Another 70 pieces were addressed generically to "the Amish community" or "the Nickel Mines families." That mail will be forwarded to the Bart Township Fire Co., which will distribute it to families.
The influx of mail -- which is expected to increase even more in the coming days -- has kept Ms. Eckert busy, along with her two carriers and postal clerk.
"In a small way, we are proud to be able to deliver the outpouring of condolences and sympathy. It's sad, very sad, but it is amazing to see this outpouring. It's coming from just about every state," she said.
The support isn't just coming from American soil, either.

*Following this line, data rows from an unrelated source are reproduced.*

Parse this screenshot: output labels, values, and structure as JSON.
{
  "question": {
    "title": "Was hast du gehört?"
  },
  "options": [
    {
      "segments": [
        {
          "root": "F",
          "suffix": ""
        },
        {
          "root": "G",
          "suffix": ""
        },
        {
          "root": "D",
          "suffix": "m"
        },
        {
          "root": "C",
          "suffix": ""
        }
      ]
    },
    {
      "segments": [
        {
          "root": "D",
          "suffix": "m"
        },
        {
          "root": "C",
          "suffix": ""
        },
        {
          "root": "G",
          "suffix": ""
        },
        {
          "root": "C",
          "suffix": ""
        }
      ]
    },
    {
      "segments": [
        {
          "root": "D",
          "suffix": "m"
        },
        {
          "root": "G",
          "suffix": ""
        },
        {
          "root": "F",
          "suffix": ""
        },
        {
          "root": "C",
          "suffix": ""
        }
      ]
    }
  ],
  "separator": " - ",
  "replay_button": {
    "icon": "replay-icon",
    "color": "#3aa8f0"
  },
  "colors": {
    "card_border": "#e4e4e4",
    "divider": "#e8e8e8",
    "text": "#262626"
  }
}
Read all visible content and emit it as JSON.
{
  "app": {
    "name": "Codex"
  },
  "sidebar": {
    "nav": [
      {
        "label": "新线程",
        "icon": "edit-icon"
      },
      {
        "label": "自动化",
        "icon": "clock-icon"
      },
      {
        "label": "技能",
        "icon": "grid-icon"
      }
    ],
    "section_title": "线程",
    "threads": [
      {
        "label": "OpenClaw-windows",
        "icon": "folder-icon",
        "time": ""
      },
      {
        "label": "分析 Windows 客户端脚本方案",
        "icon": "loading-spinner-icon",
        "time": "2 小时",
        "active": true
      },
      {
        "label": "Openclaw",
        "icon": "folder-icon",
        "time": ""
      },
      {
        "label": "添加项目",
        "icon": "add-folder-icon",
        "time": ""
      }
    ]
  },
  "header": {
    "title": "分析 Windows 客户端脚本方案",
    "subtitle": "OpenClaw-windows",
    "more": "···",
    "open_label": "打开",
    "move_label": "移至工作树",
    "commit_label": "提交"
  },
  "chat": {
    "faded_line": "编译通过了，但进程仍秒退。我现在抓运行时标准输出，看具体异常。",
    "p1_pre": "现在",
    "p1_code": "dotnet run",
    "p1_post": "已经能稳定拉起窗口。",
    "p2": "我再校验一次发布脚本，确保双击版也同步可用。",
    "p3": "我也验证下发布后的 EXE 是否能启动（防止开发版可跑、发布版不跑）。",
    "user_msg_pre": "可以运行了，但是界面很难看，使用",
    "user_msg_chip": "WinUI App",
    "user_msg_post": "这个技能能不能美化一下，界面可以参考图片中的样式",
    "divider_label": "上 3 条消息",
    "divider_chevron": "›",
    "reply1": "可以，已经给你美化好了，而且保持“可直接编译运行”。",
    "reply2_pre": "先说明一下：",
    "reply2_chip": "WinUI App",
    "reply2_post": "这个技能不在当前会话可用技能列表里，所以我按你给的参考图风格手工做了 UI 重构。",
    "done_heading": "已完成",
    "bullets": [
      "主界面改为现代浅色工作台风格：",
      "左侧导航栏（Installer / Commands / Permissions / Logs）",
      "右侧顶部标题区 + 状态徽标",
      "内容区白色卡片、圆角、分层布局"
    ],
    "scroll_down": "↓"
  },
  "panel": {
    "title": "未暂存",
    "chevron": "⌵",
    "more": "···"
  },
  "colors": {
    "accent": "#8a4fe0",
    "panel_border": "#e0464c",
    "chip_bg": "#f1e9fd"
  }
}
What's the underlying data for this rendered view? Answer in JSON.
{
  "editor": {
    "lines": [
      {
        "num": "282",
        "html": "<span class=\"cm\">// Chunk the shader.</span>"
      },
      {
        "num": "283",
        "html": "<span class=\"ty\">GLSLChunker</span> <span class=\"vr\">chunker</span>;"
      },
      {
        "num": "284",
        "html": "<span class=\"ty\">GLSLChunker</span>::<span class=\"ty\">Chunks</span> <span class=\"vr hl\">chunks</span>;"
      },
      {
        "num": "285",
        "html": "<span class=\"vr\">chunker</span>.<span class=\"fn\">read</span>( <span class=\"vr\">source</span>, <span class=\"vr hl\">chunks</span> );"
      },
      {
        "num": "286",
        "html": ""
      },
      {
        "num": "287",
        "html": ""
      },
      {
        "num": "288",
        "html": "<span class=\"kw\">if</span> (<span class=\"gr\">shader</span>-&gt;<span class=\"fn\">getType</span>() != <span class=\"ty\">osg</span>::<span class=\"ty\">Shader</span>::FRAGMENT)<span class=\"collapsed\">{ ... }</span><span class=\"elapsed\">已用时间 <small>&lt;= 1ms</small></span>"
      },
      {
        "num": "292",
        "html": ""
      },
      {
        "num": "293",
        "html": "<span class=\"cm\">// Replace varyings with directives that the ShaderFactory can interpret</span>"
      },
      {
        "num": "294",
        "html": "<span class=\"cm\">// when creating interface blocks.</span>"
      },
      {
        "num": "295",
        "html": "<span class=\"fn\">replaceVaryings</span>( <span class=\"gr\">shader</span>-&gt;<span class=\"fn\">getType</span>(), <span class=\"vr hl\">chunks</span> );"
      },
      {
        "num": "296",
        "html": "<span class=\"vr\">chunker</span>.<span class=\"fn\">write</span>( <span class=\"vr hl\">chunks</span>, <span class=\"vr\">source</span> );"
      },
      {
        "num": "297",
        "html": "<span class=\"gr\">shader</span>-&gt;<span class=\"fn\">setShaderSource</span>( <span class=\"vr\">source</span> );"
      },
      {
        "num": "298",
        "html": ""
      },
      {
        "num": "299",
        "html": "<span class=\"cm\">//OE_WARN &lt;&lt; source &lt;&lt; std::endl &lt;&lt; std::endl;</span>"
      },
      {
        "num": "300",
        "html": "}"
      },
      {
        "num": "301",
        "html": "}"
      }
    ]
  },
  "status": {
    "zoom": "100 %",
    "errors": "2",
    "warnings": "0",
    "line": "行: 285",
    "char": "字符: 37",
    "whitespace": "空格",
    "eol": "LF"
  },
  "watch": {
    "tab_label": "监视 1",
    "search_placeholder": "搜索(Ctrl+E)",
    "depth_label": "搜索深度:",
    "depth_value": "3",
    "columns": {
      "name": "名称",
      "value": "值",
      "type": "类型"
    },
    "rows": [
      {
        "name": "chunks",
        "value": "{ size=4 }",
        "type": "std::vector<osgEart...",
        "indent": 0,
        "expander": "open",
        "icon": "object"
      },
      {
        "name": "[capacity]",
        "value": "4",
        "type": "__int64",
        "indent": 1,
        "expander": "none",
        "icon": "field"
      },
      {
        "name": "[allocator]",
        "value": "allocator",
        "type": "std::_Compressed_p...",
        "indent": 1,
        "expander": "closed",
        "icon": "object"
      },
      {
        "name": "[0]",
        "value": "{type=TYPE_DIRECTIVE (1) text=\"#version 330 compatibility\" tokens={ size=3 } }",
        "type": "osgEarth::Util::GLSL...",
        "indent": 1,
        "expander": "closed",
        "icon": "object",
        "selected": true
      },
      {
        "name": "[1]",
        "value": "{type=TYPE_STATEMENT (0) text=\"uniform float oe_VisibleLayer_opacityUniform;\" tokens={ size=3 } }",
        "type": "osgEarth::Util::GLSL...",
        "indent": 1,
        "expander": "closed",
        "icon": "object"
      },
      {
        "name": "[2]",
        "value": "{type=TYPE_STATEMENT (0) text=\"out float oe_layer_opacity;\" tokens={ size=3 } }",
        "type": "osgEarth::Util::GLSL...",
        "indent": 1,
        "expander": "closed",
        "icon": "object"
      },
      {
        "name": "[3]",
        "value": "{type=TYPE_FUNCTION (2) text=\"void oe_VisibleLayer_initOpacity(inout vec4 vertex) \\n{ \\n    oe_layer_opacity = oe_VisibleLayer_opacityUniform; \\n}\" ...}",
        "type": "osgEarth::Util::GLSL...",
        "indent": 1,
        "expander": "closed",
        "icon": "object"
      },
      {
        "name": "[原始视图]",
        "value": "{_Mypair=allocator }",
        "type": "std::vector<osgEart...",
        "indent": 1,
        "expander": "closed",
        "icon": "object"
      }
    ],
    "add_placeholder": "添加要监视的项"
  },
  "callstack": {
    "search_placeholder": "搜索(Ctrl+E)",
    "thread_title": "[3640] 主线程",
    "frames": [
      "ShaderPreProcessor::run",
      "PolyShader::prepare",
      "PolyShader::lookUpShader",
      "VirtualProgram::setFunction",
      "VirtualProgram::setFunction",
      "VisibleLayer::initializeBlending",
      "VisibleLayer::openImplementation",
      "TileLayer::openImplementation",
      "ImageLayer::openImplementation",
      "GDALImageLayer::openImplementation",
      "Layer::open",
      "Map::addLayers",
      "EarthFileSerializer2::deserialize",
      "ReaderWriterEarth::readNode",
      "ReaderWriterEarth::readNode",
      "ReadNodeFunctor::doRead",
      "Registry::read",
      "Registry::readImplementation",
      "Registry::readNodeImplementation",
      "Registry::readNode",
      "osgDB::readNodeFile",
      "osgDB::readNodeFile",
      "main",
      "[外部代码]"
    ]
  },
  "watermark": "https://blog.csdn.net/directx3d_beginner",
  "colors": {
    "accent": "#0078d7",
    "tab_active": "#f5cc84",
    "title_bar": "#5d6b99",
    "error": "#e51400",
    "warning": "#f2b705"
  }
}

While it was too soon for international mail to have arrived, fund organizers have received inquiries from as far as Germany, Vietnam and Argentina.
In southeastern Pennsylvania, donations were being accepted at dozens of bank branches, convenience stores and shopping malls.
The money will be used for expenses including medical care and the transportation of families to see children hospitalized in Philadelphia and Hershey.
The Anabaptist Foundation, which is assisting with collections at several Pennsylvania banks, received $14,623 in two days. Yesterday's collections had not yet been tallied by afternoon, when tellers were still wading through some 500 pieces of mail, said foundation director Rich Lauer.
"The Amish are not asking for the funds, but they know they can be used well, and that sending them is part of the healing of other people," Mr. Lauer said. "We all hurt and we all grieve [for them] and people want to do something. People think, 'At least I can send money.' "
The donations have put the Amish in unfamiliar territory. These are a people so intent on taking care of their own that most do not participate in insurance plans or government sponsored programs such as Social Security.
If a barn burns down, the community rebuilds it. If someone is sick, the community cares for them, runs their farms while they recuperate, and pays their medical bills.
"There are not often opportunities when the outside community comes into their circles and has an opportunity to offer meaningful help," Mr. Lauer said. "They are in a position they haven't had occasion to be in before."
The Amish are as grateful for the help as they are unaccustomed to it, Mr. Stoltzfus said.
"It's been a lesson in receiving help graciously. It's part of life and it's a lesson we all need," he said.
Checks to the Nickel Mines Children's Fund and the Roberts Family Fund are being accepted at Coatesville Savings Bank, 1082 Georgetown Road, Paradise, PA 17562.
Donations also can be sent to the Mennonite Disaster Service, 1018 Main St., Akron, PA 17501. Write "Amish School Recovery Fund" in the memo field. For more information, visit www.mds.mennonite.net.
Cards to victims' families may be sent to Nickel Mines Children, Bart Township Fire Co., Box 72, Bart, PA 17503.
First Published October 7, 2006 12:00 am